Description : One of the BBC's '100 Novels That Shaped Our World' 'One of the few English novels written for grown-up people' Virginia Woolf George Eliot's nuanced and moving novel is a masterly evocation of connected lives, changing fortunes and human frailties in a provincial community. Peopling its landscape are Dorothea Brooke, a young idealist whose search for intellectual fulfilment leads her into a disastrous marriage to the pedantic scholar Casaubon; Dr Lydgate, whose pioneering medical methods, combined with an imprudent marriage to the spendthrift beauty Rosamond, threaten to undermine his career; and the religious hypocrite Bulstrode, hiding scandalous crimes from his past. Edited with an Introduction and notes by ROSEMARY ASHTON
Description : This intensely engaging biography examines the extraordinary life of George Eliot from her childhood, through her scandalous liaison and social exile, to her hard-won status as one of Victorian England's literary elite.
Description : This collection offers students and scholars of Eliot s work a timely critical reappraisal of her corpus, including her poetry and non–fiction, reflecting the latest developments in literary criticism. It features innovative analysis exploring the relation between Eliot s Victorian intellectual sensibilities and those of our own era. A comprehensive collection of essays written by leading Eliot scholars Offers a contemporary reappraisals of Eliot s work reflecting a broad range of current academic interests, including religion, science, ethics, politics, and aesthetics Reflects the very latest developments in literary scholarship Traces the revealing links between Eliot s Victorian intellectual concerns and those of today

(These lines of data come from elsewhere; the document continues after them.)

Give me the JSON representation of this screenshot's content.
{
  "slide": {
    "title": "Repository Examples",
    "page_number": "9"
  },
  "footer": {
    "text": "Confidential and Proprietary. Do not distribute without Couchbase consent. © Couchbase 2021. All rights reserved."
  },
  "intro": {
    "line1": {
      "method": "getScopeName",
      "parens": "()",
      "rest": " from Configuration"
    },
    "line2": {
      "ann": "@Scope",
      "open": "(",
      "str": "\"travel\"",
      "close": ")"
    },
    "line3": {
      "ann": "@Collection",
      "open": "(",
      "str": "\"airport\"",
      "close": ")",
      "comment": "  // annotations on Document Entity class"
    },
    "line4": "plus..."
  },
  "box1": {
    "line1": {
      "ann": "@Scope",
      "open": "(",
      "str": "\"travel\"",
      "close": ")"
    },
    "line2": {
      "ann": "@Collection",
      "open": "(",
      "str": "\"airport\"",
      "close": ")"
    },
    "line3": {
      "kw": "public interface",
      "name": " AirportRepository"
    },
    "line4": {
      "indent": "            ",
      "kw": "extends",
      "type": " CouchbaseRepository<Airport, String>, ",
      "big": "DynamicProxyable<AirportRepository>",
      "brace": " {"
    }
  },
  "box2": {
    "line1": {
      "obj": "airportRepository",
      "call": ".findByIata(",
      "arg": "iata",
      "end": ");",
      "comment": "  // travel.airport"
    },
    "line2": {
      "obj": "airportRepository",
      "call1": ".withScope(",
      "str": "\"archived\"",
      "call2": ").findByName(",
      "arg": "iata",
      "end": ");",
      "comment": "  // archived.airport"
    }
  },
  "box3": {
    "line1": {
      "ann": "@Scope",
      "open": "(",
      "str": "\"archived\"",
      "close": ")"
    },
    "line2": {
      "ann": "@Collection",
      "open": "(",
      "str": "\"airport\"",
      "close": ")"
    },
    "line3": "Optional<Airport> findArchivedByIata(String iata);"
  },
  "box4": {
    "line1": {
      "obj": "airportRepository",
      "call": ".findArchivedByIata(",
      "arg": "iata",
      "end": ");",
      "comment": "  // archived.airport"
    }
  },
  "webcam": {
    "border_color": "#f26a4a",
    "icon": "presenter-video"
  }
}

Description : Mintz has discovered a new sub-genre of fiction: the novel of vocation. In the nineteenth century, he maintains, work ceased to be merely what one did for a living or out of a sense of duty and became a vehicle for self-definition and self-realization. The change was prepared for by the growth of professions and the increase in middle-class career opportunities, He shows how George Eliot, in particular, linked these new social possibilities to the older Puritan doctrine of calling or vocation, achieving in her late novels a fictional structure that could encompass the conflicting energies of the age. In the idea of vocation she found a way to explore how far it is possible to be ambitious both for oneself and for a large cause, and a way to probe the contradictions between ambitious, self-defining work and the older institutions; of family, community, and religion. The book is solidly grounded in cultural and historical reality. Although Mintz concentrate on George Eliot and especially Middlemarch, he also examines the conceptions of self and work in Victorian biographies and autobiographies and the emergence in late-nineteenth-century fiction of the idea of the vocation of art.